↓↓↓
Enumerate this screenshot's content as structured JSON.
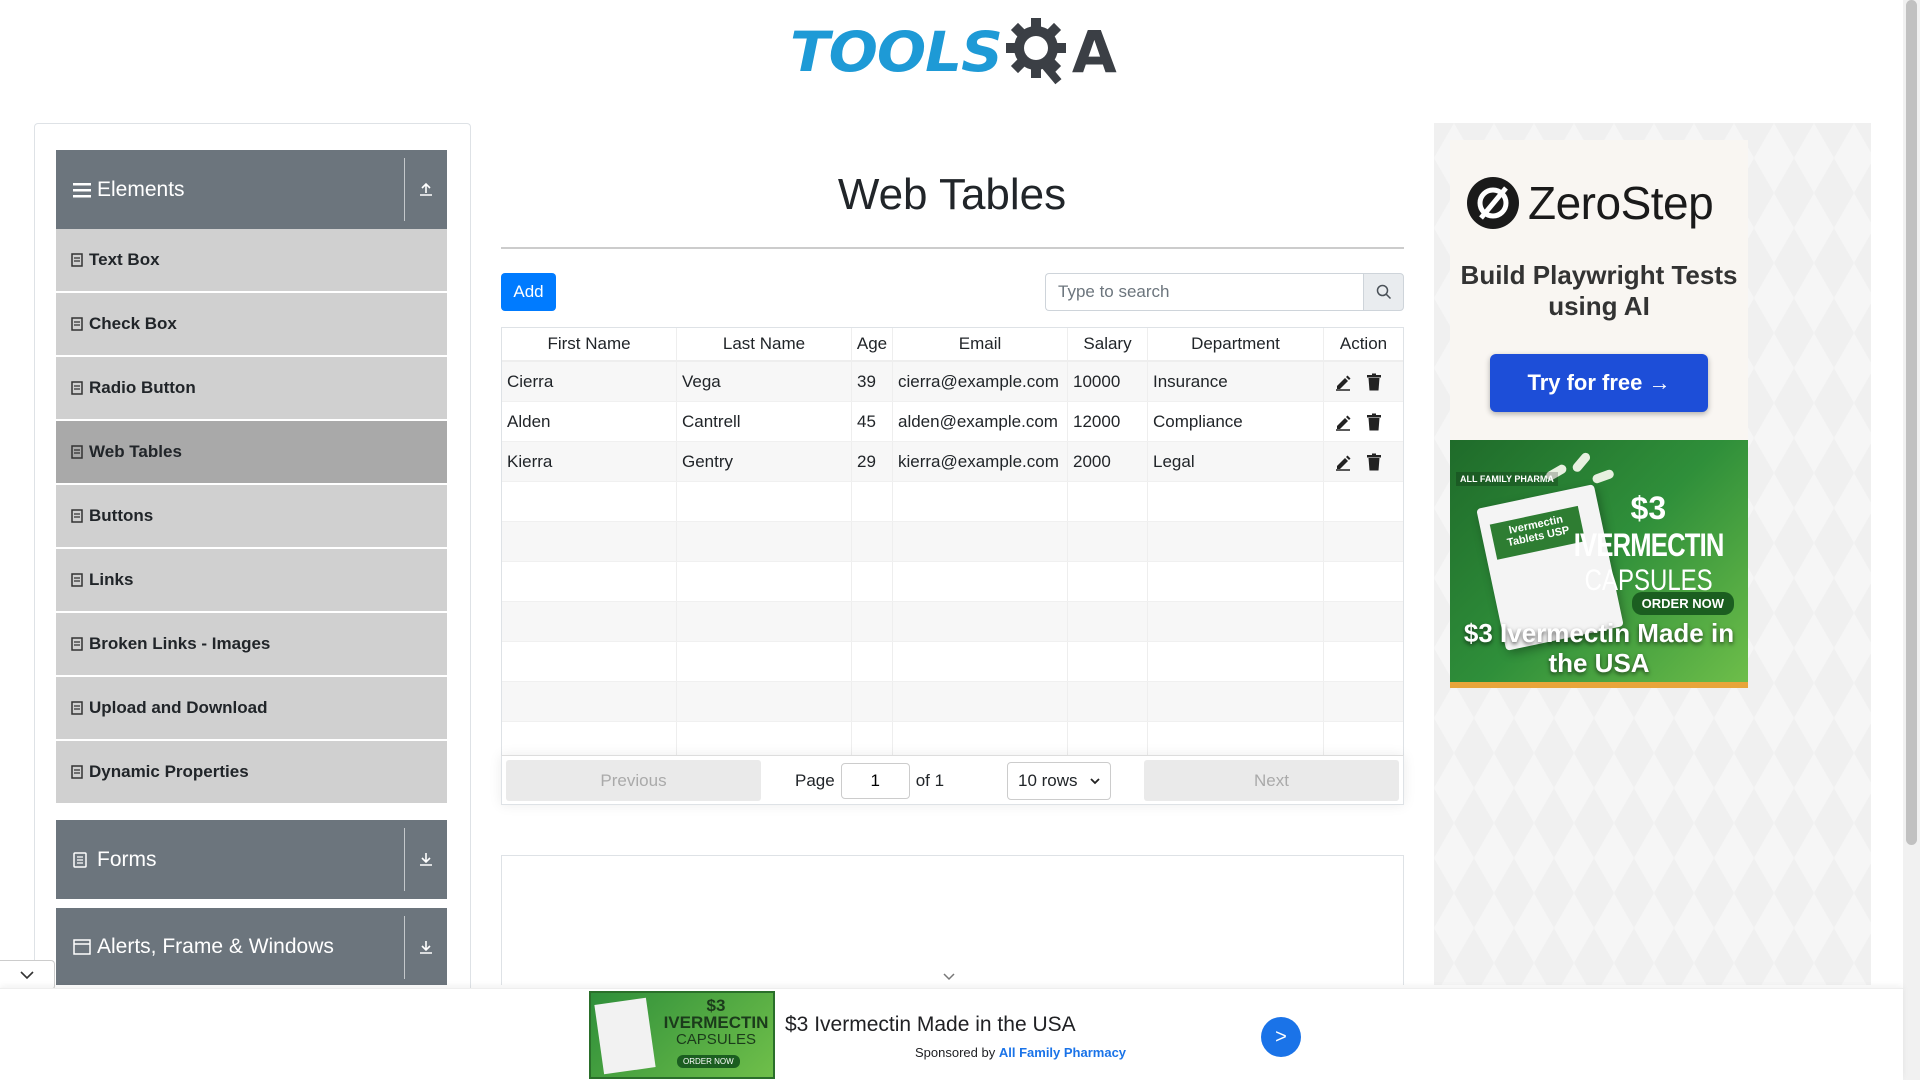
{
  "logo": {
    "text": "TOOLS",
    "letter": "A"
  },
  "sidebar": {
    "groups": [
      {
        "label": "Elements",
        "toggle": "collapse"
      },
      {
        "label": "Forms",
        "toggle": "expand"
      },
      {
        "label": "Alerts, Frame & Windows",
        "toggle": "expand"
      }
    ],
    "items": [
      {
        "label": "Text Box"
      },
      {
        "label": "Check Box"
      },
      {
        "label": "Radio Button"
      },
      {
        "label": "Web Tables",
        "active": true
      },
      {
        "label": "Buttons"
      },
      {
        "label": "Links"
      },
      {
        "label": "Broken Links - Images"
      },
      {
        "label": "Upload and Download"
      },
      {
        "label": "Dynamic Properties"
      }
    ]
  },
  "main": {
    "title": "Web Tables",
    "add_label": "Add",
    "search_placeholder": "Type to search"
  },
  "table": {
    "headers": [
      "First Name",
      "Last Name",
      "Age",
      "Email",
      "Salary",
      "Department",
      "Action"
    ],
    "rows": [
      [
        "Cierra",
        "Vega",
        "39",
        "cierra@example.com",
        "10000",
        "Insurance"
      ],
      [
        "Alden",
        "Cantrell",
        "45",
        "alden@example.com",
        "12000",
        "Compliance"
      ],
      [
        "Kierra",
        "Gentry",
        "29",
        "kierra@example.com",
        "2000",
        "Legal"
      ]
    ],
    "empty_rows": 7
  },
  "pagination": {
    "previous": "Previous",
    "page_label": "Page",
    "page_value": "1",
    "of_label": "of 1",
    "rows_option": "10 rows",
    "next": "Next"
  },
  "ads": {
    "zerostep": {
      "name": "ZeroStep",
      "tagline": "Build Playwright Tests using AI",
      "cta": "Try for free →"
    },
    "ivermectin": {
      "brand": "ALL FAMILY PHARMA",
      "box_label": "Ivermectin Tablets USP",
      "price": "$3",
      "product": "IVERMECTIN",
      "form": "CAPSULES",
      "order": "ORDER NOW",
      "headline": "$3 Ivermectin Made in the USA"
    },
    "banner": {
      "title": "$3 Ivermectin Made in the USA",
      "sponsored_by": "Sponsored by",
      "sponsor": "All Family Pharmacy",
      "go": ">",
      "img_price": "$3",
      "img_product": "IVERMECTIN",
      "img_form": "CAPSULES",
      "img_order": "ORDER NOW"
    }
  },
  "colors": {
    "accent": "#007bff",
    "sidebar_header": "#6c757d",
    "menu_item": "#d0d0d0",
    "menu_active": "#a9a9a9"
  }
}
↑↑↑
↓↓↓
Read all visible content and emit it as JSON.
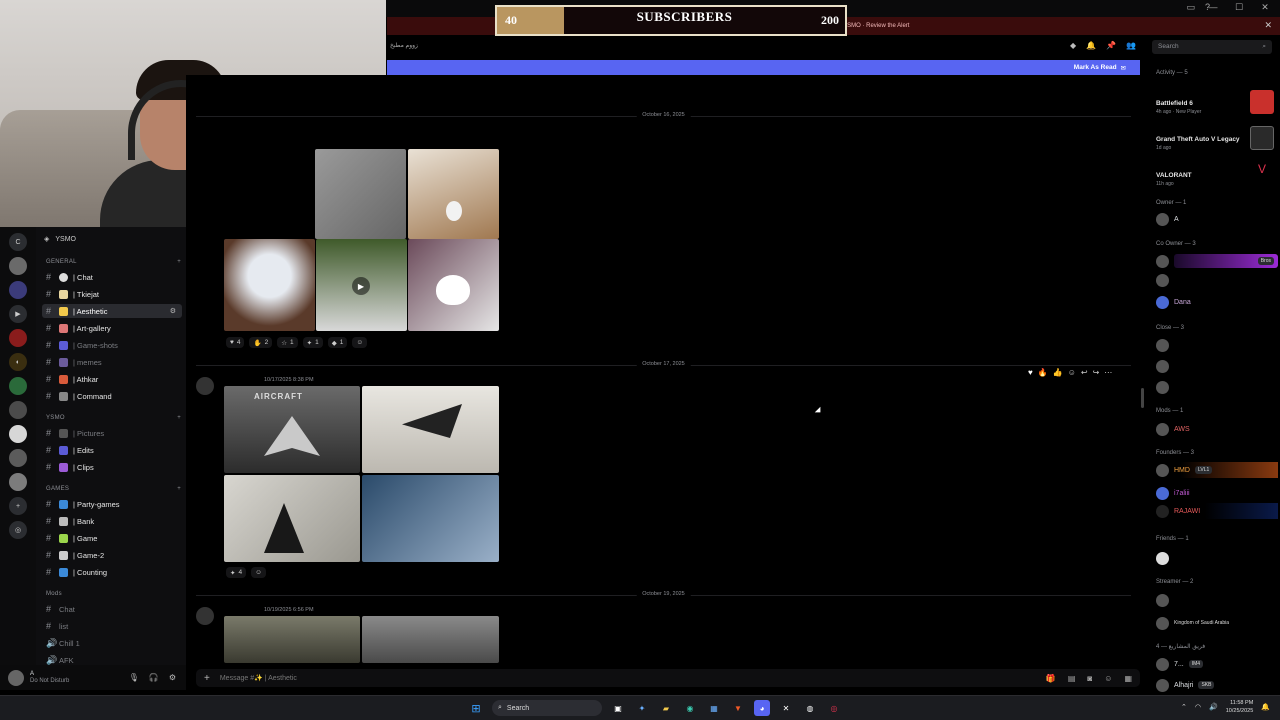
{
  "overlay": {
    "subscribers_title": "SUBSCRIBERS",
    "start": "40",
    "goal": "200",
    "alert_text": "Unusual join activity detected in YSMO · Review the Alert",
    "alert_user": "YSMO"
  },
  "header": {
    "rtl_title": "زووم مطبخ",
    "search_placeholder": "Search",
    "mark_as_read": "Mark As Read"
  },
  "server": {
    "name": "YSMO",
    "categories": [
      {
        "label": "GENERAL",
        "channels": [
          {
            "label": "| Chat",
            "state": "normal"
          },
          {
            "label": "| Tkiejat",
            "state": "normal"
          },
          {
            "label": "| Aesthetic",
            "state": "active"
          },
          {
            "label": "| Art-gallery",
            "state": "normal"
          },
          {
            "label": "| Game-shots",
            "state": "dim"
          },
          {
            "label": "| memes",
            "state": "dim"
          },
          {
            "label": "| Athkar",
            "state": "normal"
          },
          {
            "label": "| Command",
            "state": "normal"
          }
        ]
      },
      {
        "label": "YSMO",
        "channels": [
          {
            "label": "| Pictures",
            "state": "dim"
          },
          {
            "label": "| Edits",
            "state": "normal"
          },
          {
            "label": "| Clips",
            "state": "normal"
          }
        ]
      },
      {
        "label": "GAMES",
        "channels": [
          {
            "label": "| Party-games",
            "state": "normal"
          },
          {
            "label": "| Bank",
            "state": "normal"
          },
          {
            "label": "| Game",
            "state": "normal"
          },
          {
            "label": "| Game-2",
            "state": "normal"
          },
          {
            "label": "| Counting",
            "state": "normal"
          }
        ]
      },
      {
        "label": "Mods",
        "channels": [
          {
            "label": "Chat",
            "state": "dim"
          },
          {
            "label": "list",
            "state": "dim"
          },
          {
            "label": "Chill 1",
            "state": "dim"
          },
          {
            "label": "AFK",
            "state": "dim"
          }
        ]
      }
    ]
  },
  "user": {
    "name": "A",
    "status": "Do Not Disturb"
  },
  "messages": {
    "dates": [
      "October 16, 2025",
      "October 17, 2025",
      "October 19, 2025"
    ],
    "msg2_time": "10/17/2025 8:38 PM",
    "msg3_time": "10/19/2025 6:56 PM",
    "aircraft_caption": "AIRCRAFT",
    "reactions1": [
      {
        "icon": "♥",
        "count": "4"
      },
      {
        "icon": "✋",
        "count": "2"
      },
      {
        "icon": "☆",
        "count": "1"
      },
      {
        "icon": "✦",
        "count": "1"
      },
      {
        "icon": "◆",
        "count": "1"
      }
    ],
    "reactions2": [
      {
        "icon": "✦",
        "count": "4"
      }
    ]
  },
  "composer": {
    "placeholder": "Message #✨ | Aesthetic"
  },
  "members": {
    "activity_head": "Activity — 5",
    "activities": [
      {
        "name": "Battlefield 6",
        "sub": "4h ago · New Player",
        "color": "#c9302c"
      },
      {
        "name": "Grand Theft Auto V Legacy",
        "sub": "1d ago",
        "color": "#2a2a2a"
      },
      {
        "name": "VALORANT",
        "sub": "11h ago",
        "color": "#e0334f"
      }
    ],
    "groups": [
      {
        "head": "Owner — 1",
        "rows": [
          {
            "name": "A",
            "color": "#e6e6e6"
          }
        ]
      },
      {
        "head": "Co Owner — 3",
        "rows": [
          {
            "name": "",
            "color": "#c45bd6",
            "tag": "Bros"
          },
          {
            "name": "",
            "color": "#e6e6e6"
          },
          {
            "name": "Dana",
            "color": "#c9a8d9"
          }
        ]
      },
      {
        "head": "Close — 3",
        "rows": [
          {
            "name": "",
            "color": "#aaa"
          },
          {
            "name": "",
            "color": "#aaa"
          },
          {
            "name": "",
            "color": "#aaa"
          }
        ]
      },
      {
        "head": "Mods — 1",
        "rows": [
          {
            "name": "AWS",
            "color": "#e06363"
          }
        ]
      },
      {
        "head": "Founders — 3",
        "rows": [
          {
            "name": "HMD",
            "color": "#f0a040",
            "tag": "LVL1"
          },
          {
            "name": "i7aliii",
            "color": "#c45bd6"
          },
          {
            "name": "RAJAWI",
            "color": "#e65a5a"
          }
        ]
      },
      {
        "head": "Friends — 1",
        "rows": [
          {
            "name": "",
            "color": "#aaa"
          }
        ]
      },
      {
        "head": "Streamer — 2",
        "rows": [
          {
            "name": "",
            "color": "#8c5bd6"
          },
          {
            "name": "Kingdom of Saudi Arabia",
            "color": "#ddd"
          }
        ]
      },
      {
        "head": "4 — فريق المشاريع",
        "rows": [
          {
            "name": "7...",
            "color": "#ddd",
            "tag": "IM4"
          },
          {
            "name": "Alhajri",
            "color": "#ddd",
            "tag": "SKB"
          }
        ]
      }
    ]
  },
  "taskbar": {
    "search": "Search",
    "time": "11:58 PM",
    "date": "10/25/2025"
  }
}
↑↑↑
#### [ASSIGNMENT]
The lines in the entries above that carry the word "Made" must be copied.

#### [EXERCISE SOLUTION]
      "headline": "$3 Ivermectin Made in the USA"
      "title": "$3 Ivermectin Made in the USA",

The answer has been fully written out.